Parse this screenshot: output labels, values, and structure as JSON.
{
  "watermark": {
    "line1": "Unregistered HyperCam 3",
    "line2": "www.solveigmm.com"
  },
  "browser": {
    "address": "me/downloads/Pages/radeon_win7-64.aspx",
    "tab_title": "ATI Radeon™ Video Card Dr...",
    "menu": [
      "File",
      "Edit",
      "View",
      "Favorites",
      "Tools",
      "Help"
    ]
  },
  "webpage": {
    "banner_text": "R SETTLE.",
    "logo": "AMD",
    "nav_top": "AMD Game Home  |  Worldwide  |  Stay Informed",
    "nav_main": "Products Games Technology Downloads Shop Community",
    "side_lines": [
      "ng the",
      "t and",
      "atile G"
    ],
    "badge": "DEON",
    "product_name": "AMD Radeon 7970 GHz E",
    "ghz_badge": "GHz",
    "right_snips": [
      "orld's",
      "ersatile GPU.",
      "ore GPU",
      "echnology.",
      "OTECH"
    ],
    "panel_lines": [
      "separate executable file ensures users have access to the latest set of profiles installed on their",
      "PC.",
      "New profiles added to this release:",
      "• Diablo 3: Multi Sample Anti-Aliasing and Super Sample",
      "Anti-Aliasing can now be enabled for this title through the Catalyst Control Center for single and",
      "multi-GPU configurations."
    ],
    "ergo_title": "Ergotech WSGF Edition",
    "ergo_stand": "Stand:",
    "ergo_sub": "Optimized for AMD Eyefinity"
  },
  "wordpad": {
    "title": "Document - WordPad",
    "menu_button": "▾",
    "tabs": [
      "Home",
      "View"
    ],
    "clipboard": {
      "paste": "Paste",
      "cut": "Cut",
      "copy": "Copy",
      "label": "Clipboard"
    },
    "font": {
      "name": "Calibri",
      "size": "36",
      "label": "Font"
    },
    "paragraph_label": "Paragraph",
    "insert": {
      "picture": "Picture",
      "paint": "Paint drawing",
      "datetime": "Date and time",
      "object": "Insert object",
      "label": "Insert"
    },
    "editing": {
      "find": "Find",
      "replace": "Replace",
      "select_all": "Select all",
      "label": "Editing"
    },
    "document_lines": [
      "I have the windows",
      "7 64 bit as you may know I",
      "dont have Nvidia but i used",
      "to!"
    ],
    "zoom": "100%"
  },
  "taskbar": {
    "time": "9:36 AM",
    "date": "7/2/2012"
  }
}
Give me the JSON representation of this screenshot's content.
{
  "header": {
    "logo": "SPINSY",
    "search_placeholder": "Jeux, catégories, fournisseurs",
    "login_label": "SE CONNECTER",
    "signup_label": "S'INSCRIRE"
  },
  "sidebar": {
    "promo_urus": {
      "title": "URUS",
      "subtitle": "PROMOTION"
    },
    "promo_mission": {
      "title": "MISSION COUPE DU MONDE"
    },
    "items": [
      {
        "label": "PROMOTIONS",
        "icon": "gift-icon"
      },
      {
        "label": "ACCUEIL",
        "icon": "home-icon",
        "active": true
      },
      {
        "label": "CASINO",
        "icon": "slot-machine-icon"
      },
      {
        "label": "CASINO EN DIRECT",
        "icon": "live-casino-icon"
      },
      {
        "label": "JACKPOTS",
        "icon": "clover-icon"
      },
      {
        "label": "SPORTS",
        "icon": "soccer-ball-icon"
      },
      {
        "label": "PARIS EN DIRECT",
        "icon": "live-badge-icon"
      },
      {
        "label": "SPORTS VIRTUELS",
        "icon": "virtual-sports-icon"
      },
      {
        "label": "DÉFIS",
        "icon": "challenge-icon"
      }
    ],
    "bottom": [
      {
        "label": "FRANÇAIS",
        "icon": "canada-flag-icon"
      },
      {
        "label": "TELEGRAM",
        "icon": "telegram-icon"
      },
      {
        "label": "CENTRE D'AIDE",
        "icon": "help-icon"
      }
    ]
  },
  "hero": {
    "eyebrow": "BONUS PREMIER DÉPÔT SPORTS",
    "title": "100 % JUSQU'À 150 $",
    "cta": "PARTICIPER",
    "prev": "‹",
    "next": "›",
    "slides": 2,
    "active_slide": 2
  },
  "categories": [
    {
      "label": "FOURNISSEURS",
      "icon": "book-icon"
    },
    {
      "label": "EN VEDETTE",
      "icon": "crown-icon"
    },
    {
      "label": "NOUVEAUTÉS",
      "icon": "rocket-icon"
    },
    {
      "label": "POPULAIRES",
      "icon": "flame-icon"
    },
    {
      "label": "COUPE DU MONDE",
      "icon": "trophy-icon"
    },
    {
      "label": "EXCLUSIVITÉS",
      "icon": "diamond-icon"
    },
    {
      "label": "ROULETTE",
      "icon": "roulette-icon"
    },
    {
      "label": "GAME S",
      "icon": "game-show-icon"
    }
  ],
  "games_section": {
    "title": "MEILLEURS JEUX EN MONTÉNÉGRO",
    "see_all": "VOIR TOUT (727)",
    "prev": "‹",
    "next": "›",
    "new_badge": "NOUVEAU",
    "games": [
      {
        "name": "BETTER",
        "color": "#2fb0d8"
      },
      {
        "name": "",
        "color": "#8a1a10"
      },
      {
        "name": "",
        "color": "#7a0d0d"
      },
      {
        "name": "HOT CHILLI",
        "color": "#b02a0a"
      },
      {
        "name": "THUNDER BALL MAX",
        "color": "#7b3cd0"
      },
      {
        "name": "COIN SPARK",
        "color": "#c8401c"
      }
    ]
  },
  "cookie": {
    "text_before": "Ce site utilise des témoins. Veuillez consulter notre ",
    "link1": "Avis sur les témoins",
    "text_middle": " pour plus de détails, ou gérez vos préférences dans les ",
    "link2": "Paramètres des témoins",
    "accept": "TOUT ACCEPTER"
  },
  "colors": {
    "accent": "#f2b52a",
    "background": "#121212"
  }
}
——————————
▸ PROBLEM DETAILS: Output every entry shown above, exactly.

▸ EXERCISE RESPONSE:
Parse this screenshot: output labels, values, and structure as JSON.
{
  "watermark": {
    "line1": "Unregistered HyperCam 3",
    "line2": "www.solveigmm.com"
  },
  "browser": {
    "address": "me/downloads/Pages/radeon_win7-64.aspx",
    "tab_title": "ATI Radeon™ Video Card Dr...",
    "menu": [
      "File",
      "Edit",
      "View",
      "Favorites",
      "Tools",
      "Help"
    ]
  },
  "webpage": {
    "banner_text": "R SETTLE.",
    "logo": "AMD",
    "nav_top": "AMD Game Home  |  Worldwide  |  Stay Informed",
    "nav_main": "Products Games Technology Downloads Shop Community",
    "side_lines": [
      "ng the",
      "t and",
      "atile G"
    ],
    "badge": "DEON",
    "product_name": "AMD Radeon 7970 GHz E",
    "ghz_badge": "GHz",
    "right_snips": [
      "orld's",
      "ersatile GPU.",
      "ore GPU",
      "echnology.",
      "OTECH"
    ],
    "panel_lines": [
      "separate executable file ensures users have access to the latest set of profiles installed on their",
      "PC.",
      "New profiles added to this release:",
      "• Diablo 3: Multi Sample Anti-Aliasing and Super Sample",
      "Anti-Aliasing can now be enabled for this title through the Catalyst Control Center for single and",
      "multi-GPU configurations."
    ],
    "ergo_title": "Ergotech WSGF Edition",
    "ergo_stand": "Stand:",
    "ergo_sub": "Optimized for AMD Eyefinity"
  },
  "wordpad": {
    "title": "Document - WordPad",
    "menu_button": "▾",
    "tabs": [
      "Home",
      "View"
    ],
    "clipboard": {
      "paste": "Paste",
      "cut": "Cut",
      "copy": "Copy",
      "label": "Clipboard"
    },
    "font": {
      "name": "Calibri",
      "size": "36",
      "label": "Font"
    },
    "paragraph_label": "Paragraph",
    "insert": {
      "picture": "Picture",
      "paint": "Paint drawing",
      "datetime": "Date and time",
      "object": "Insert object",
      "label": "Insert"
    },
    "editing": {
      "find": "Find",
      "replace": "Replace",
      "select_all": "Select all",
      "label": "Editing"
    },
    "document_lines": [
      "I have the windows",
      "7 64 bit as you may know I",
      "dont have Nvidia but i used",
      "to!"
    ],
    "zoom": "100%"
  },
  "taskbar": {
    "time": "9:36 AM",
    "date": "7/2/2012"
  }
}
Give me the JSON representation of this screenshot's content.
{
  "header": {
    "logo": "SPINSY",
    "search_placeholder": "Jeux, catégories, fournisseurs",
    "login_label": "SE CONNECTER",
    "signup_label": "S'INSCRIRE"
  },
  "sidebar": {
    "promo_urus": {
      "title": "URUS",
      "subtitle": "PROMOTION"
    },
    "promo_mission": {
      "title": "MISSION COUPE DU MONDE"
    },
    "items": [
      {
        "label": "PROMOTIONS",
        "icon": "gift-icon"
      },
      {
        "label": "ACCUEIL",
        "icon": "home-icon",
        "active": true
      },
      {
        "label": "CASINO",
        "icon": "slot-machine-icon"
      },
      {
        "label": "CASINO EN DIRECT",
        "icon": "live-casino-icon"
      },
      {
        "label": "JACKPOTS",
        "icon": "clover-icon"
      },
      {
        "label": "SPORTS",
        "icon": "soccer-ball-icon"
      },
      {
        "label": "PARIS EN DIRECT",
        "icon": "live-badge-icon"
      },
      {
        "label": "SPORTS VIRTUELS",
        "icon": "virtual-sports-icon"
      },
      {
        "label": "DÉFIS",
        "icon": "challenge-icon"
      }
    ],
    "bottom": [
      {
        "label": "FRANÇAIS",
        "icon": "canada-flag-icon"
      },
      {
        "label": "TELEGRAM",
        "icon": "telegram-icon"
      },
      {
        "label": "CENTRE D'AIDE",
        "icon": "help-icon"
      }
    ]
  },
  "hero": {
    "eyebrow": "BONUS PREMIER DÉPÔT SPORTS",
    "title": "100 % JUSQU'À 150 $",
    "cta": "PARTICIPER",
    "prev": "‹",
    "next": "›",
    "slides": 2,
    "active_slide": 2
  },
  "categories": [
    {
      "label": "FOURNISSEURS",
      "icon": "book-icon"
    },
    {
      "label": "EN VEDETTE",
      "icon": "crown-icon"
    },
    {
      "label": "NOUVEAUTÉS",
      "icon": "rocket-icon"
    },
    {
      "label": "POPULAIRES",
      "icon": "flame-icon"
    },
    {
      "label": "COUPE DU MONDE",
      "icon": "trophy-icon"
    },
    {
      "label": "EXCLUSIVITÉS",
      "icon": "diamond-icon"
    },
    {
      "label": "ROULETTE",
      "icon": "roulette-icon"
    },
    {
      "label": "GAME S",
      "icon": "game-show-icon"
    }
  ],
  "games_section": {
    "title": "MEILLEURS JEUX EN MONTÉNÉGRO",
    "see_all": "VOIR TOUT (727)",
    "prev": "‹",
    "next": "›",
    "new_badge": "NOUVEAU",
    "games": [
      {
        "name": "BETTER",
        "color": "#2fb0d8"
      },
      {
        "name": "",
        "color": "#8a1a10"
      },
      {
        "name": "",
        "color": "#7a0d0d"
      },
      {
        "name": "HOT CHILLI",
        "color": "#b02a0a"
      },
      {
        "name": "THUNDER BALL MAX",
        "color": "#7b3cd0"
      },
      {
        "name": "COIN SPARK",
        "color": "#c8401c"
      }
    ]
  },
  "cookie": {
    "text_before": "Ce site utilise des témoins. Veuillez consulter notre ",
    "link1": "Avis sur les témoins",
    "text_middle": " pour plus de détails, ou gérez vos préférences dans les ",
    "link2": "Paramètres des témoins",
    "accept": "TOUT ACCEPTER"
  },
  "colors": {
    "accent": "#f2b52a",
    "background": "#121212"
  }
}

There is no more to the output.